TASK BRIEF: Output the data in full. Keep every entry exactly as written.

━━ SOURCE INFORMATION ━━

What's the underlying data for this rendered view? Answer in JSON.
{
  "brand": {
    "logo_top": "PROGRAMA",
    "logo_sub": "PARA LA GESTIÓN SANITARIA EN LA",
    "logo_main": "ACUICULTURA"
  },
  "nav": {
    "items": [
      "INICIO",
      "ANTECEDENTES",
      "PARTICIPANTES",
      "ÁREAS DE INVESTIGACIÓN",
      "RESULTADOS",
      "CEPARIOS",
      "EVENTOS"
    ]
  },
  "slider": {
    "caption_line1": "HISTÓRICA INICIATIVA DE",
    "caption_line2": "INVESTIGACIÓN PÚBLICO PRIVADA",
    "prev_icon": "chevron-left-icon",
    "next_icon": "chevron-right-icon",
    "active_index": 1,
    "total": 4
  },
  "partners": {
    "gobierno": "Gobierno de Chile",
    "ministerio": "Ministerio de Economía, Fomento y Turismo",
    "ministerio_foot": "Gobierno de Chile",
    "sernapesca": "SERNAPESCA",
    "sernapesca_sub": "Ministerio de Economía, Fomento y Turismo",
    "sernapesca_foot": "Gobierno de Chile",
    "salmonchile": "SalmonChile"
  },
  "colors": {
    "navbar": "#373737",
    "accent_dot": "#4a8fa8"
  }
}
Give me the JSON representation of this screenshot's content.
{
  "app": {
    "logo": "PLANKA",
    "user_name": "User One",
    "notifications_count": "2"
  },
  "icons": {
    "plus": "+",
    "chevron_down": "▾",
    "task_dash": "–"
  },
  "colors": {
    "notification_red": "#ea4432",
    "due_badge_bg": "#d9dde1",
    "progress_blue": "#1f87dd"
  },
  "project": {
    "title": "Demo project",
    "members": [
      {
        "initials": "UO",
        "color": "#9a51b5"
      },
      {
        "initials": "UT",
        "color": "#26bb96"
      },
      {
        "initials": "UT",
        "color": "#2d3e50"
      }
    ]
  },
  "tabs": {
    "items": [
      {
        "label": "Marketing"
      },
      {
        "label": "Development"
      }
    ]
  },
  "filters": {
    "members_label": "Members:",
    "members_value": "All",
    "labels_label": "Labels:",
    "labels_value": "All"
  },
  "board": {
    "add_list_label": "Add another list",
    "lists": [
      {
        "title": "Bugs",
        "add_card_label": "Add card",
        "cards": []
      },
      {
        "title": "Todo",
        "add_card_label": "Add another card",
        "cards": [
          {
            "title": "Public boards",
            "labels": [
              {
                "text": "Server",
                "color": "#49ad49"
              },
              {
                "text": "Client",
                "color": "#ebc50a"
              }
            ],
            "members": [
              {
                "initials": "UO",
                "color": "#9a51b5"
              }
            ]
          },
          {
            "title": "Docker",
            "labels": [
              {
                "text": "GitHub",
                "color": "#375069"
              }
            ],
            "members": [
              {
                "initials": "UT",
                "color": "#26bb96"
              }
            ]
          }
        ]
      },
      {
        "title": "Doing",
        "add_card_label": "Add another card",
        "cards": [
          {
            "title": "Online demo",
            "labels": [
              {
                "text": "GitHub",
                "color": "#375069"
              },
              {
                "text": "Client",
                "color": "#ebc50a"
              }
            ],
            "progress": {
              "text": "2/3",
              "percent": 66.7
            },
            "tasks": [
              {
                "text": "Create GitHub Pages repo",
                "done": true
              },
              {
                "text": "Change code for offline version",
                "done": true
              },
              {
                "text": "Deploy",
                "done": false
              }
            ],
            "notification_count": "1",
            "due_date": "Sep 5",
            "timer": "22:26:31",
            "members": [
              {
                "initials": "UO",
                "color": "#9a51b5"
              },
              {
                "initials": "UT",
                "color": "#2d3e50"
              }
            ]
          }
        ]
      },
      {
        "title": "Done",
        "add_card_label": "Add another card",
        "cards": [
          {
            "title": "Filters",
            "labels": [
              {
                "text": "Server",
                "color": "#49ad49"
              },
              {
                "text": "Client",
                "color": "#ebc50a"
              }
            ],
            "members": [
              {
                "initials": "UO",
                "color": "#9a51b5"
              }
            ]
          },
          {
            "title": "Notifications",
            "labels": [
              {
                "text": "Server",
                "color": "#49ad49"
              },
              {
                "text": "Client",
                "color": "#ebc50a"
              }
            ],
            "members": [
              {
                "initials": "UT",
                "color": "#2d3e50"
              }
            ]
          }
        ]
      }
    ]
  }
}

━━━

EXERCISE ANSWER:
What's the underlying data for this rendered view? Answer in JSON.
{
  "brand": {
    "logo_top": "PROGRAMA",
    "logo_sub": "PARA LA GESTIÓN SANITARIA EN LA",
    "logo_main": "ACUICULTURA"
  },
  "nav": {
    "items": [
      "INICIO",
      "ANTECEDENTES",
      "PARTICIPANTES",
      "ÁREAS DE INVESTIGACIÓN",
      "RESULTADOS",
      "CEPARIOS",
      "EVENTOS"
    ]
  },
  "slider": {
    "caption_line1": "HISTÓRICA INICIATIVA DE",
    "caption_line2": "INVESTIGACIÓN PÚBLICO PRIVADA",
    "prev_icon": "chevron-left-icon",
    "next_icon": "chevron-right-icon",
    "active_index": 1,
    "total": 4
  },
  "partners": {
    "gobierno": "Gobierno de Chile",
    "ministerio": "Ministerio de Economía, Fomento y Turismo",
    "ministerio_foot": "Gobierno de Chile",
    "sernapesca": "SERNAPESCA",
    "sernapesca_sub": "Ministerio de Economía, Fomento y Turismo",
    "sernapesca_foot": "Gobierno de Chile",
    "salmonchile": "SalmonChile"
  },
  "colors": {
    "navbar": "#373737",
    "accent_dot": "#4a8fa8"
  }
}
Give me the JSON representation of this screenshot's content.
{
  "app": {
    "logo": "PLANKA",
    "user_name": "User One",
    "notifications_count": "2"
  },
  "icons": {
    "plus": "+",
    "chevron_down": "▾",
    "task_dash": "–"
  },
  "colors": {
    "notification_red": "#ea4432",
    "due_badge_bg": "#d9dde1",
    "progress_blue": "#1f87dd"
  },
  "project": {
    "title": "Demo project",
    "members": [
      {
        "initials": "UO",
        "color": "#9a51b5"
      },
      {
        "initials": "UT",
        "color": "#26bb96"
      },
      {
        "initials": "UT",
        "color": "#2d3e50"
      }
    ]
  },
  "tabs": {
    "items": [
      {
        "label": "Marketing"
      },
      {
        "label": "Development"
      }
    ]
  },
  "filters": {
    "members_label": "Members:",
    "members_value": "All",
    "labels_label": "Labels:",
    "labels_value": "All"
  },
  "board": {
    "add_list_label": "Add another list",
    "lists": [
      {
        "title": "Bugs",
        "add_card_label": "Add card",
        "cards": []
      },
      {
        "title": "Todo",
        "add_card_label": "Add another card",
        "cards": [
          {
            "title": "Public boards",
            "labels": [
              {
                "text": "Server",
                "color": "#49ad49"
              },
              {
                "text": "Client",
                "color": "#ebc50a"
              }
            ],
            "members": [
              {
                "initials": "UO",
                "color": "#9a51b5"
              }
            ]
          },
          {
            "title": "Docker",
            "labels": [
              {
                "text": "GitHub",
                "color": "#375069"
              }
            ],
            "members": [
              {
                "initials": "UT",
                "color": "#26bb96"
              }
            ]
          }
        ]
      },
      {
        "title": "Doing",
        "add_card_label": "Add another card",
        "cards": [
          {
            "title": "Online demo",
            "labels": [
              {
                "text": "GitHub",
                "color": "#375069"
              },
              {
                "text": "Client",
                "color": "#ebc50a"
              }
            ],
            "progress": {
              "text": "2/3",
              "percent": 66.7
            },
            "tasks": [
              {
                "text": "Create GitHub Pages repo",
                "done": true
              },
              {
                "text": "Change code for offline version",
                "done": true
              },
              {
                "text": "Deploy",
                "done": false
              }
            ],
            "notification_count": "1",
            "due_date": "Sep 5",
            "timer": "22:26:31",
            "members": [
              {
                "initials": "UO",
                "color": "#9a51b5"
              },
              {
                "initials": "UT",
                "color": "#2d3e50"
              }
            ]
          }
        ]
      },
      {
        "title": "Done",
        "add_card_label": "Add another card",
        "cards": [
          {
            "title": "Filters",
            "labels": [
              {
                "text": "Server",
                "color": "#49ad49"
              },
              {
                "text": "Client",
                "color": "#ebc50a"
              }
            ],
            "members": [
              {
                "initials": "UO",
                "color": "#9a51b5"
              }
            ]
          },
          {
            "title": "Notifications",
            "labels": [
              {
                "text": "Server",
                "color": "#49ad49"
              },
              {
                "text": "Client",
                "color": "#ebc50a"
              }
            ],
            "members": [
              {
                "initials": "UT",
                "color": "#2d3e50"
              }
            ]
          }
        ]
      }
    ]
  }
}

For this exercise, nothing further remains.